Why Learning Assembly Language Is Still a Good Idea
Subject:   Low level programming ?
Date:   2004-05-08 19:17:34
From:   hutch--
Just think back a while when we used to have people saying "I have a blazingly fast 16 megahertz 286 with 4 mem of memory, you don't need to write great code with all of this computing power.". The proponent of this view today has the same problem as it had back then, the scale of the task changes with the capacity of the hardware and absorbing the capacity of the hardware with bloated sloppily written code limits the size and complexity of the task that can be performed.

Much of what passes for programming these days is little better than manipulating someone elses pre-packed software in much the same way as the ever maligned "end user" is supposed to do. The difference between the end user and the programmmer is the capacity to do things that can't be taken out of a box ready to run and somewhere along the line, it means actually knowing how to code an algorithm and do all of those messy complicated things like manage memory, handle pointers and the like.

There is an old joke that does make the point about learning something useful instead of treading the wide easy path to oblivion.

Q. What does a C programmer say to an ADA[tm] programmer ?

A. I will have onions with my french fries please.

Programmer who learn the hard stuff like assembler, C, Pascal or any of the well known languages have a skill they can adapt to a changing market over time.
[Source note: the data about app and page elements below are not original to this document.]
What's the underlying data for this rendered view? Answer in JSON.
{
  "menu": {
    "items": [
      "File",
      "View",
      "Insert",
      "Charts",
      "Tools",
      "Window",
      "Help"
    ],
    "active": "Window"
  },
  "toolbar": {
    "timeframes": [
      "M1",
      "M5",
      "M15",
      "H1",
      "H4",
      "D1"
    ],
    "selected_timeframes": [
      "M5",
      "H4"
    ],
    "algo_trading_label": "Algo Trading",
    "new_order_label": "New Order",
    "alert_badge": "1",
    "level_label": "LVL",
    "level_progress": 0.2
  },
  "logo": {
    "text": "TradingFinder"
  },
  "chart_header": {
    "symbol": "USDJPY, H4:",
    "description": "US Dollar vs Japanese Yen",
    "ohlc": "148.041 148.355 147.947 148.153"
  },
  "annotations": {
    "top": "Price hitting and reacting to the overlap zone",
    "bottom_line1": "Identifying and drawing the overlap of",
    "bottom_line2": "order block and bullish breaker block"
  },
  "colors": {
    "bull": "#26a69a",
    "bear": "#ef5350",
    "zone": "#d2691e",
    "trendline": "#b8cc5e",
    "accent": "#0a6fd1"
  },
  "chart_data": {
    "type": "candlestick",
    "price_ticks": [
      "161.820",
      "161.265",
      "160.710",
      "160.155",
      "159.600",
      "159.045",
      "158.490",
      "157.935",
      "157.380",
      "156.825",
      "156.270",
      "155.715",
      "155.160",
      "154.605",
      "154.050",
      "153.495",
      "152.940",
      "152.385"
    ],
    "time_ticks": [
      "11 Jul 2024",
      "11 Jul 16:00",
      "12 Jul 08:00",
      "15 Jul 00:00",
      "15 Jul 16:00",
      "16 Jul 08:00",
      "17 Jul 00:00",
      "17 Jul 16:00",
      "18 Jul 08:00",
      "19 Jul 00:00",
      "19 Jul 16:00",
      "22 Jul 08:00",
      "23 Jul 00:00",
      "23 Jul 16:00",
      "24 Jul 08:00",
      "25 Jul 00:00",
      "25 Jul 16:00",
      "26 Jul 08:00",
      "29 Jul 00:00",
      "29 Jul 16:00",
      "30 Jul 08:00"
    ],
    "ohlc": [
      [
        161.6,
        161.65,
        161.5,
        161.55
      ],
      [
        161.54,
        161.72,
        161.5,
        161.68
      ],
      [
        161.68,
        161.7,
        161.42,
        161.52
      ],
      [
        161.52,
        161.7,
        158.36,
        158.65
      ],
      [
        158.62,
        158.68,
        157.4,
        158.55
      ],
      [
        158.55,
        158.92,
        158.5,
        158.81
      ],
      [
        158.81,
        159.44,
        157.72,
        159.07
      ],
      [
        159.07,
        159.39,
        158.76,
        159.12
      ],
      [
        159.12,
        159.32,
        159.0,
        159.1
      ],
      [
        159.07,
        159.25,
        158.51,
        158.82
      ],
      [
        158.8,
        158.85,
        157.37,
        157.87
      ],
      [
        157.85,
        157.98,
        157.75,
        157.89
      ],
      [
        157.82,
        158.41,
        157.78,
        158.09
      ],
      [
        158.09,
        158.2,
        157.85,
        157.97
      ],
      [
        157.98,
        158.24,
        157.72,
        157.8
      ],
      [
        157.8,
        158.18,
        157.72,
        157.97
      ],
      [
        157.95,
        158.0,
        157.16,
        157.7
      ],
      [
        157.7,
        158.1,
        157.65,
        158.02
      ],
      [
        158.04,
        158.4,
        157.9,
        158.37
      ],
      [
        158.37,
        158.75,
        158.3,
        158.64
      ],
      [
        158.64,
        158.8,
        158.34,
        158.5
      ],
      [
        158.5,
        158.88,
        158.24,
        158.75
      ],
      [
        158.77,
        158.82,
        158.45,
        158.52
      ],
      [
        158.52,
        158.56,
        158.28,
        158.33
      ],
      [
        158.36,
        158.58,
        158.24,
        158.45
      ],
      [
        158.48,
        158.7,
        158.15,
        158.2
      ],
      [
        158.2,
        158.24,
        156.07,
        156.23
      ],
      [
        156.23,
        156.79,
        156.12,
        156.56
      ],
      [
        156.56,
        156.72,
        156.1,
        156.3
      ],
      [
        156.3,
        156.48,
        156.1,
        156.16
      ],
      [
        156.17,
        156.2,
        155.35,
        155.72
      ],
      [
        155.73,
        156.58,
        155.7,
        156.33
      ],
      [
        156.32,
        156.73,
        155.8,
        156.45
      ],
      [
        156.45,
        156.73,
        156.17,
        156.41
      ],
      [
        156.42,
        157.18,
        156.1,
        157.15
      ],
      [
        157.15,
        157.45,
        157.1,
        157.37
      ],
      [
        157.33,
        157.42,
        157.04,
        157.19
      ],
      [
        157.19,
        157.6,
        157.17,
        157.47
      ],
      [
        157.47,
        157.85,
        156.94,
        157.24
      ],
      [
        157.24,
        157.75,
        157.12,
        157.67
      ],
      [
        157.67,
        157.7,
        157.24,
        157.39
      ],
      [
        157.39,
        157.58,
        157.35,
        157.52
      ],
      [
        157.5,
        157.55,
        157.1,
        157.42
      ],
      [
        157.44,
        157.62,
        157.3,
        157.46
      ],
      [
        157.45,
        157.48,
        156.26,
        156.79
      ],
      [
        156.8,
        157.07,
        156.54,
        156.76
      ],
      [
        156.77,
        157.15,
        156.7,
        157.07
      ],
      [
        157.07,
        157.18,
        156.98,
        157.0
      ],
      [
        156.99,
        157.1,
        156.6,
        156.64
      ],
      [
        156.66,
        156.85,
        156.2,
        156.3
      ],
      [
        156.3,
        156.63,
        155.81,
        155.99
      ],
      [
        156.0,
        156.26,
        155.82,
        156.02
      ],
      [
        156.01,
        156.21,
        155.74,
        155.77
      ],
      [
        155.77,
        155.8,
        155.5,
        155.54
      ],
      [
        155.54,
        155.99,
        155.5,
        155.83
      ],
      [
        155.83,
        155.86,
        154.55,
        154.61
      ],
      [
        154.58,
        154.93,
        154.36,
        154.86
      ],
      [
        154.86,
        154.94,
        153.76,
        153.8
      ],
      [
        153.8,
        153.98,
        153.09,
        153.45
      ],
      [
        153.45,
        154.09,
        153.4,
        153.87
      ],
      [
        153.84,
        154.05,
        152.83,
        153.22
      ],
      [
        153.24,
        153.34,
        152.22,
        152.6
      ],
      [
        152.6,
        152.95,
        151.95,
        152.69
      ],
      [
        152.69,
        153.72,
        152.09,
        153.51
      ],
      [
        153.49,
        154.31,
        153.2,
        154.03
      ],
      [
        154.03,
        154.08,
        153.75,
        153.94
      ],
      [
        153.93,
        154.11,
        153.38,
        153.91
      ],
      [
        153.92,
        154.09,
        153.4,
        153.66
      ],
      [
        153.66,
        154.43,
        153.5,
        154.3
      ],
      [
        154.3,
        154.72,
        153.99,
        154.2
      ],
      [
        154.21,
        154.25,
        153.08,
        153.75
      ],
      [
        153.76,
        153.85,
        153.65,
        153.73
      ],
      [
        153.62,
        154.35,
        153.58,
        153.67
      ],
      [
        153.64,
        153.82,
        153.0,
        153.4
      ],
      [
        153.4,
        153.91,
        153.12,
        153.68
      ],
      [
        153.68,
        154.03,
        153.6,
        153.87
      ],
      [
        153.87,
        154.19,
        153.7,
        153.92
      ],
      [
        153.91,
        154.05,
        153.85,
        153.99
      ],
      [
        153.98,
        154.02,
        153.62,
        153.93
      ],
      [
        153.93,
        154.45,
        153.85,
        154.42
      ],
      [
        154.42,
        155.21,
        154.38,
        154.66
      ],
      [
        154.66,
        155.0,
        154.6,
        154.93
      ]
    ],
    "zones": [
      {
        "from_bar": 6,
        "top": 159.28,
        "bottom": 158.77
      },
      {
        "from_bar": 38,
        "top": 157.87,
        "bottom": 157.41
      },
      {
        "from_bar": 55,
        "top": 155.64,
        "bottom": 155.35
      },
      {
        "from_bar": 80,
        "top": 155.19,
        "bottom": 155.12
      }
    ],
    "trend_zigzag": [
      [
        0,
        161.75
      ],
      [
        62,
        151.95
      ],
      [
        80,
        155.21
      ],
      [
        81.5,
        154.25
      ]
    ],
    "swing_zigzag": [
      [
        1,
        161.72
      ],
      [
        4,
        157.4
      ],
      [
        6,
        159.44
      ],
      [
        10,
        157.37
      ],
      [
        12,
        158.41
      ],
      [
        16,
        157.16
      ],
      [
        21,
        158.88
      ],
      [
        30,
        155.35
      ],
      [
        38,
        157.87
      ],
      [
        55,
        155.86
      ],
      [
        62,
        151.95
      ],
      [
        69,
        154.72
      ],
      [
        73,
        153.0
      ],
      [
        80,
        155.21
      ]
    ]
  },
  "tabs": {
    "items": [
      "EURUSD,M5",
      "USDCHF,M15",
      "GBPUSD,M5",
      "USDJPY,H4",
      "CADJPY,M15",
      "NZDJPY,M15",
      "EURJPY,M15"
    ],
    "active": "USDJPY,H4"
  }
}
When the alternative is standing in a qeue trying to get a job pumping gas, is treading down the wide easy path worth the effort ?